* [WORK ITEM]:
From the listing below, pull out all lines with "buurt" in them.

* [ENTRIES PROVIDED]:
......

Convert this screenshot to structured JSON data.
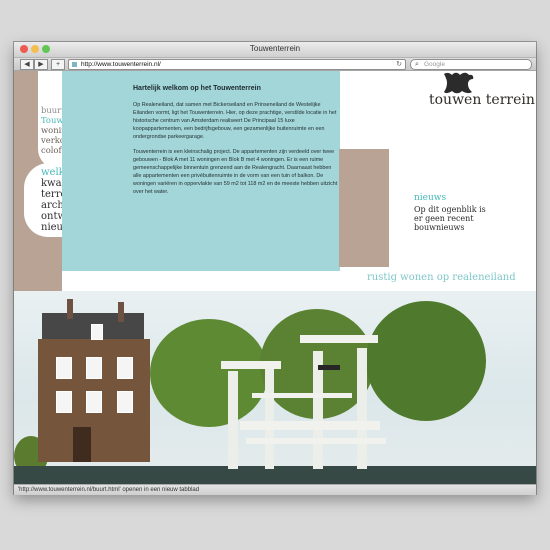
{
  "browser": {
    "title": "Touwenterrein",
    "url": "http://www.touwenterrein.nl/",
    "search_placeholder": "Google",
    "status": "'http://www.touwenterrein.nl/buurt.html' openen in een nieuw tabblad"
  },
  "site": {
    "brand": "touwen terrein",
    "left_nav_small": [
      "buurt",
      "Touwenterrein",
      "woningen",
      "verkoop",
      "colofon."
    ],
    "left_nav_big": [
      "welkom,",
      "kwaliteiten,",
      "terrein,",
      "architect",
      "ontwikkelaar",
      "nieuws"
    ],
    "content": {
      "title": "Hartelijk welkom op het Touwenterrein",
      "paragraphs": [
        "Op Realeneiland, dat samen met Bickerseiland en Prinseneiland de Westelijke Eilanden vormt, ligt het Touwenterrein. Hier, op deze prachtige, verstilde locatie in het historische centrum van Amsterdam realiseert De Principaal 15 luxe koopappartementen, een bedrijfsgebouw, een gezamenlijke buitenruimte en een ondergrondse parkeergarage.",
        "Touwenterrein is een kleinschalig project. De appartementen zijn verdeeld over twee gebouwen - Blok A met 11 woningen en Blok B met 4 woningen. Er is een ruime gemeenschappelijke binnentuin grenzend aan de Realengracht. Daarnaast hebben alle appartementen een privébuitenruimte in de vorm van een tuin of balkon. De woningen variëren in oppervlakte van 59 m2 tot 118 m2 en de meeste hebben uitzicht over het water."
      ]
    },
    "news": {
      "title": "nieuws",
      "text": "Op dit ogenblik is er geen recent bouwnieuws"
    },
    "photo_caption": "rustig wonen op realeneiland",
    "colors": {
      "teal": "#a3d6d8",
      "brown": "#b9a395",
      "accent": "#46b9b9",
      "text": "#243134"
    }
  },
  "icons": {
    "back": "back-arrow",
    "forward": "forward-arrow",
    "add": "plus",
    "reload": "reload",
    "search": "search-icon"
  }
}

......

* [ANSWER]:
    "status": "'http://www.touwenterrein.nl/buurt.html' openen in een nieuw tabblad"
      "buurt",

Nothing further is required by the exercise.